Startups, Make Sure Your Trademark is Available!

May 25th, 2017

You’ve finally decided on a name! But are you sure it’s available?

Our intellectual property specialists, Johanne Auger and Chloé de Lorimier, weigh in.

You’ve carefully chosen a name for your start-up business or for the products and services you are getting ready to launch. It elicits exactly what you had in mind, and you are proud of it. Obviously, you researched this name online to make sure no one else was already using it. Now, you’re ready to launch! But are you really?

Although searching the Internet to make sure the name isn’t being used already is recommended, the fact that you have not found anyone else who is using that exact name does not suffice. To avoid infringing on third-party rights, you also need to check whether the name you’ve chosen is available.

In fact, the name with wich you choose to identify your business, products, or services is a trademark, and it can only be rightfully used if it is not at risk of being confused with third-party trademarks (registered or not) and business names that are already being used in the same line of business.

How Can You Assess the Potential for Confusion? The Main Factors.

It is simply not sufficient that the exact name you chose isn’t being used, or is spelled differently than a registered name. There are other factors to be considered when assessing the potential for confusion between the name you’ve chosen and existing business names or trademarks, including similarities in terms of visuals, phonetics, and suggested ideas, in addition to the activities, products, and services targeted by the business and any related businesses.

For instance, the MILLENIUM brand (fictitious example) can co-exist as both a door and window repair, as well as an accounting service, because these are completely different sectors. However, MILLENIUM, as an accounting service, would not be able to co-exist alongside MILEÜM, NULLEMIUN or MILLENAIRE for cloud computing services.

Check the Availability of the Name as Soon as Possible

It is important to make sure your name is available, ideally before you start to use it, but even after you’ve started using it if you neglected to do so earlier.

In fact, the more widespread a name’s use is, the more third parties are likely to hear of your existence and object to your use of the name, as it might infringe on their rights. Accordingly, these parties could initiate legal proceedings to force you to stop using the name, and they could also claim any damages you’ve caused or the profits you’ve generated.

Performing an availability search costs very little, especially compared to the costs and problems involved in having to change your name. Formal legal demands, legal proceedings, removal of all material in circulation, making changes to your website, choosing and rolling out a replacement name - not to mention the stress, time, effort, and needless expense associated with the entire process - these are the last things your start-up business needs while you’re trying to carve out your space in the market.

What Are Your Target Areas?

It is therefore paramount for any start-up, regardless of its size or line of business, to verify the availability of its trademark sooner rather than later. The start-up must act in accordance with its marketing strategy, both in terms of products and services to be offered, and in terms of the geographic area of its target market.

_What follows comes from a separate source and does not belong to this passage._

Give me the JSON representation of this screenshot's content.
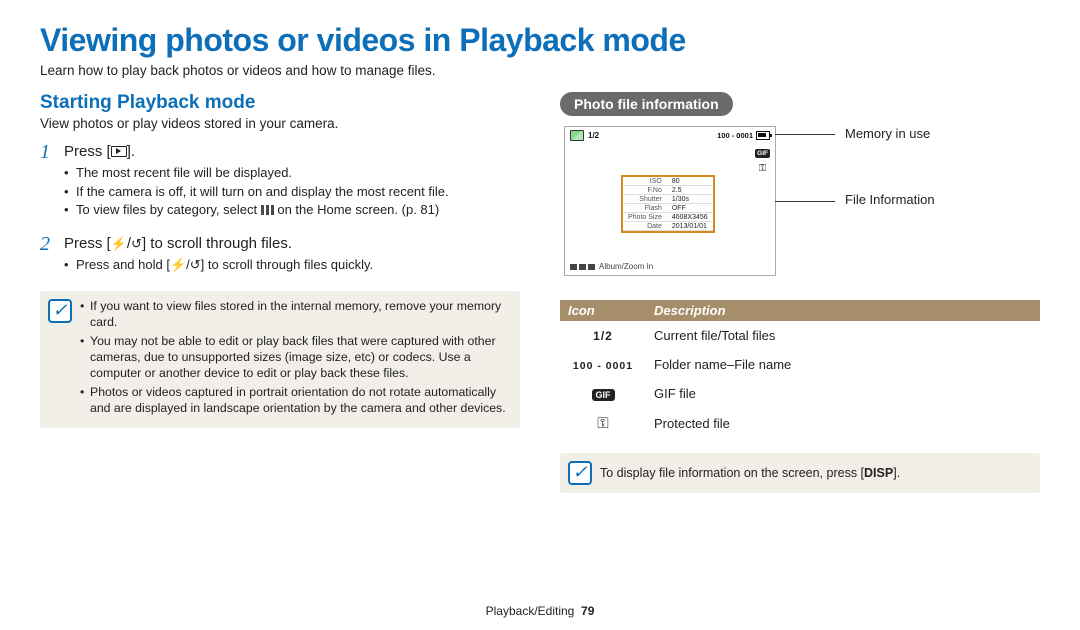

In fact, the rights to a business name or trademark are territorial in scope, that is to say, dépendent on country or jurisdiction (such as the European Union, which currently includes twenty-eight (28) member states). Indeed, your thought process and the steps you take to verify the availability of your trademark must necessarily consider your marketing plans over the short- and long-term (3 to 5 years) for the geographic markets where you expect to operate, because a name that’s available for use in Canada will not necessarily be available in the United States, the European Union, Mexico, China, or Russia. Determining the availability of your trademark abroad must, among other things, take into account the fact that each country or jurisdiction has different legal rules. For example, certain countries will grant trademark rights to the first user, while others will grant them to the first applicant.

It is also important to distinguish the act of registering a business name with the Quebec Enterprise Registrar from the concept of using and registering a trademark for the same name. Unfortunately, a business name registered with and authorized by the Quebec Enterprise Registrar provides no guarantee that you will be able to use the same name as a trademark. In fact, the legal effects and principles applicable in this situation are distinct and the searches performed by the Enterprise Registrar are cursory. Accordingly, a corporate or business name that has been registered in the Quebec Enterprise Register does not give you carte blanche to use that name in Canada in connection with all activities, products, and services the business intends to deal in.

Ultimately, you must exercise great caution. Among other things, this means verifying and making sure that the name you are hoping to use, and potentially register for your business, products or services, is available as a trademark.

Your Domain Name Guarantees Nothing!

Contrary to popular belief, registering a domain name for your business provides no right to the name as such. Although a domain name might be available to be registered, that does not mean that the name in question can be used freely in the marketplace without infringing on third-party rights.

Conclusion

In short, your start-up must verify the availability of its name and trademark as soon as possible. Performing this due diligence will spare you tremendous costs and inconveniences of all kinds. This verification must consider a range of factors that, once covered, will provide you with the level of comfort required to roll out the name you’ve chosen. It will also allow you to obtain the protection you want (and should have!) in accordance with your marketing and expansion plans.

Please do not hesitate to contact our team of trademark specialists who already assist a large number of start-up businesses across a wide range of business sectors. They will be more than happy to help you make sure your trademark is available to be used, and eventually registered.

Johanne Auger and Chloé de Lorimier